■ TASK REQUIREMENTS: Look through the data that follows and copy each line with the string "Stereo".

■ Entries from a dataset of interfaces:
──────────

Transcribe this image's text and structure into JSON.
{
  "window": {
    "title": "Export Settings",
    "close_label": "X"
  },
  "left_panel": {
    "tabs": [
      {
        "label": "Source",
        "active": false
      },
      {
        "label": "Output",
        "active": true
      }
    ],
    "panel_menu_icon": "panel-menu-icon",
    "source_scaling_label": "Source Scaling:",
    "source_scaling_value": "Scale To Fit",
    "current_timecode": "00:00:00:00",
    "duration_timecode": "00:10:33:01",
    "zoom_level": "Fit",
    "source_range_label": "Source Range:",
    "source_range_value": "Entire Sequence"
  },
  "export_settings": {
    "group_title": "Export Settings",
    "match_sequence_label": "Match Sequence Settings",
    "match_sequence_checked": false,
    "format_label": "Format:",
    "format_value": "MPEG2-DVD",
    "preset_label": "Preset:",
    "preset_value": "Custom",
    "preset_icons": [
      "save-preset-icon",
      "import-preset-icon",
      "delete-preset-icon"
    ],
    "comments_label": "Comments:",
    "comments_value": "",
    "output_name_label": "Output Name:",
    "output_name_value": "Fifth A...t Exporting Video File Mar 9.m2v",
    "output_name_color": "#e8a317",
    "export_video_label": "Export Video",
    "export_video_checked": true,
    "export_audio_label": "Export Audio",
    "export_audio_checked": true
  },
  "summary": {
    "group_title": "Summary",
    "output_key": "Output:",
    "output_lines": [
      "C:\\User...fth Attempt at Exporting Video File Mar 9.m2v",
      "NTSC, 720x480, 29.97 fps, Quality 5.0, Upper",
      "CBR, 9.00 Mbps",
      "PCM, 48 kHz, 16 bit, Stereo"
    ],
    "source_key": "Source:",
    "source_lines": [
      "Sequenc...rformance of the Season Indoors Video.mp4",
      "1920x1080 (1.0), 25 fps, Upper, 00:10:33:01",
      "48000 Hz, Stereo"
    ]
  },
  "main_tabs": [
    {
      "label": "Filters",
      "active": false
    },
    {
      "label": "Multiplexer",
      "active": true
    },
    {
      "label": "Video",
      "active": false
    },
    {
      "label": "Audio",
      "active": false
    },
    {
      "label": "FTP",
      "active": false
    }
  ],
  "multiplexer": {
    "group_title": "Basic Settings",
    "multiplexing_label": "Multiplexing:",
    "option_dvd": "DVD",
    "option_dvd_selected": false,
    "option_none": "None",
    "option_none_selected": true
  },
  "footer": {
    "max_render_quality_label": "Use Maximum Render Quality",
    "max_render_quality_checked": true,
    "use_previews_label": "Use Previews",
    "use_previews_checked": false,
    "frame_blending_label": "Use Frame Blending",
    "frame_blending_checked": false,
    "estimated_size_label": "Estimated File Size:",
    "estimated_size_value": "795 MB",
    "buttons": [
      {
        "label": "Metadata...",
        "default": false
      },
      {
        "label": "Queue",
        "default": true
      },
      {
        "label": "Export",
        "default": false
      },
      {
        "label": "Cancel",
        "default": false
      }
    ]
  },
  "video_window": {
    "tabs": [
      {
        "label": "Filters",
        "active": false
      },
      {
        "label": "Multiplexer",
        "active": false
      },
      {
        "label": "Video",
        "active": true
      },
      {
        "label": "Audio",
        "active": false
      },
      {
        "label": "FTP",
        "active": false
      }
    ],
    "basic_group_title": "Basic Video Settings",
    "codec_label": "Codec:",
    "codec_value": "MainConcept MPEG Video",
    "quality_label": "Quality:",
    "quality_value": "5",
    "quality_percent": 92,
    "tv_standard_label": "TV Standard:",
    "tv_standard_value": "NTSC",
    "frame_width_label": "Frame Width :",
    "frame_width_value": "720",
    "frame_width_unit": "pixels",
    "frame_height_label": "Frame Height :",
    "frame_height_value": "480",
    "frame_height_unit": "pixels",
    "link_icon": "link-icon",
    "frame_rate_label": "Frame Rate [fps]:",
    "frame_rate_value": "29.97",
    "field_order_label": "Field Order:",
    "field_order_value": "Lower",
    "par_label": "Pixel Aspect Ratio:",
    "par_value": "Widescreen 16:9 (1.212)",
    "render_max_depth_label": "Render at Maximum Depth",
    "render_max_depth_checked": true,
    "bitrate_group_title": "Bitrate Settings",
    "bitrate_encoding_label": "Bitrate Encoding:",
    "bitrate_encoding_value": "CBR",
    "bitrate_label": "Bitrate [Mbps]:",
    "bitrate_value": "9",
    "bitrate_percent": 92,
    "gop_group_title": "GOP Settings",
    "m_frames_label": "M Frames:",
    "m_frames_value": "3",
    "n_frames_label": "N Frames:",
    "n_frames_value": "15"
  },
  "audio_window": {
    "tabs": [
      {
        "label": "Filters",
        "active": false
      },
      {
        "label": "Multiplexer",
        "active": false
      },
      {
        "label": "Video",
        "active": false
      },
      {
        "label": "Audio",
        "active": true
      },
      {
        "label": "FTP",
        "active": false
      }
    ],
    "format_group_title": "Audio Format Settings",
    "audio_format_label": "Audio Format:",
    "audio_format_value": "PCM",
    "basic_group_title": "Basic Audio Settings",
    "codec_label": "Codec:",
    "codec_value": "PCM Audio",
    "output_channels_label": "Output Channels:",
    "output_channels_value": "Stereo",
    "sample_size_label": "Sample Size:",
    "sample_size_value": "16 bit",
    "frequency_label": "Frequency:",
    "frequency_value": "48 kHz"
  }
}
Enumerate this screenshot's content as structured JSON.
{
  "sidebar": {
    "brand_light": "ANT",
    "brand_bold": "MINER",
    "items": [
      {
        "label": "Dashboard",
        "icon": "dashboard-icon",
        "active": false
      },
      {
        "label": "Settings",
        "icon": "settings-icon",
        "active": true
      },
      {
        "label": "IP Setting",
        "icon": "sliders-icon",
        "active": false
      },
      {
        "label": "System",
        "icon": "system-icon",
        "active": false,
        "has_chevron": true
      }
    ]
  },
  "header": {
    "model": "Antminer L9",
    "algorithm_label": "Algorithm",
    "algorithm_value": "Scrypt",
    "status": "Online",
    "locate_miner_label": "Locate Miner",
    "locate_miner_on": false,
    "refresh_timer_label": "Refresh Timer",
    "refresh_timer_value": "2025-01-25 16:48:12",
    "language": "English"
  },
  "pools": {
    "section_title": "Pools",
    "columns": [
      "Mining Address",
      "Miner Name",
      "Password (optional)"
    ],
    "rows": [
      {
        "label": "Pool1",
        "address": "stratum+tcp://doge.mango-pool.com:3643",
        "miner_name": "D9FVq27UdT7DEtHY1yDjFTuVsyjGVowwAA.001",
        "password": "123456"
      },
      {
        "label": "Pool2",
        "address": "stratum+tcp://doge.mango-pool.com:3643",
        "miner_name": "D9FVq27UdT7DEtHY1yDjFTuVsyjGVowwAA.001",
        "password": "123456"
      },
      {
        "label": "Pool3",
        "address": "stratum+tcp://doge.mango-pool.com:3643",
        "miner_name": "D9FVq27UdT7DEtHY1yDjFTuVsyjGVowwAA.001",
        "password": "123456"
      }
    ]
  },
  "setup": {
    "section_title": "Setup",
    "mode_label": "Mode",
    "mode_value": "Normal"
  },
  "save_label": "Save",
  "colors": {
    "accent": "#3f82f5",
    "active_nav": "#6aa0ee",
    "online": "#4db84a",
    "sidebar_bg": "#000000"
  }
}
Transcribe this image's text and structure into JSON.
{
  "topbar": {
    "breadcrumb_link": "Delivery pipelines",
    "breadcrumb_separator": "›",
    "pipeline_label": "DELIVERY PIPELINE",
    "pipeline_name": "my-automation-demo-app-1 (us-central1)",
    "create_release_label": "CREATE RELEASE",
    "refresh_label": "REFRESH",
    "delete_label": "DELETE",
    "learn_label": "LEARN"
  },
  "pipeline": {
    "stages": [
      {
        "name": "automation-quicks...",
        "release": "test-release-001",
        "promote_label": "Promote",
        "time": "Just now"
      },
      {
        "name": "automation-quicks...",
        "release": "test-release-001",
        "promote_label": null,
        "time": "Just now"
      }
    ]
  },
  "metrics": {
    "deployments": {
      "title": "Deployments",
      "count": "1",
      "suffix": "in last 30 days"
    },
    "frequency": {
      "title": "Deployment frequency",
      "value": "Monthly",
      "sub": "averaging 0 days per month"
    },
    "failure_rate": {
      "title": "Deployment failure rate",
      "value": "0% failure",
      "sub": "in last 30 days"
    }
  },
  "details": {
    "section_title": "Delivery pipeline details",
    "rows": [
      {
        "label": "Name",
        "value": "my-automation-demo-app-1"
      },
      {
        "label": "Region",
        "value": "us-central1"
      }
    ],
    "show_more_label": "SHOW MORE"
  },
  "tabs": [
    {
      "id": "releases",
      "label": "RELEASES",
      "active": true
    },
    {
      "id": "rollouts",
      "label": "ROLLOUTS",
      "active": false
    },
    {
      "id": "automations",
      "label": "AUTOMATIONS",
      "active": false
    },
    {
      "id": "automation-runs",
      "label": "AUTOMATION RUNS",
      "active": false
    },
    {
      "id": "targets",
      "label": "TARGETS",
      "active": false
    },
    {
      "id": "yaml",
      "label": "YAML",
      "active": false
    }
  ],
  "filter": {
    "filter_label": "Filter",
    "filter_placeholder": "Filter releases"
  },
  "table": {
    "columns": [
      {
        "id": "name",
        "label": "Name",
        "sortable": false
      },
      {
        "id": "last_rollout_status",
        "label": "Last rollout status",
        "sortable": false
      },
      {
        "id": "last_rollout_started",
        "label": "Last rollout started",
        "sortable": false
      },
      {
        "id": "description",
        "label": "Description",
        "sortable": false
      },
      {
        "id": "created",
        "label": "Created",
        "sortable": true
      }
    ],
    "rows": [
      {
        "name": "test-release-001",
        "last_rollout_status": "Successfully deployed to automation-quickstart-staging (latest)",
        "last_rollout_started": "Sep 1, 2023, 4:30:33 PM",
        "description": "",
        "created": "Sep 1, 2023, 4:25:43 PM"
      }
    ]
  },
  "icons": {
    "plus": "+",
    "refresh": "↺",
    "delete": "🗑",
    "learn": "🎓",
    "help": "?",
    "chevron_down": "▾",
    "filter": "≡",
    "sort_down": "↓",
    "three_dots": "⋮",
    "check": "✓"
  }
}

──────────

■ RESPONSE TO THIS TASK:
      "PCM, 48 kHz, 16 bit, Stereo"
      "48000 Hz, Stereo"
    "output_channels_value": "Stereo",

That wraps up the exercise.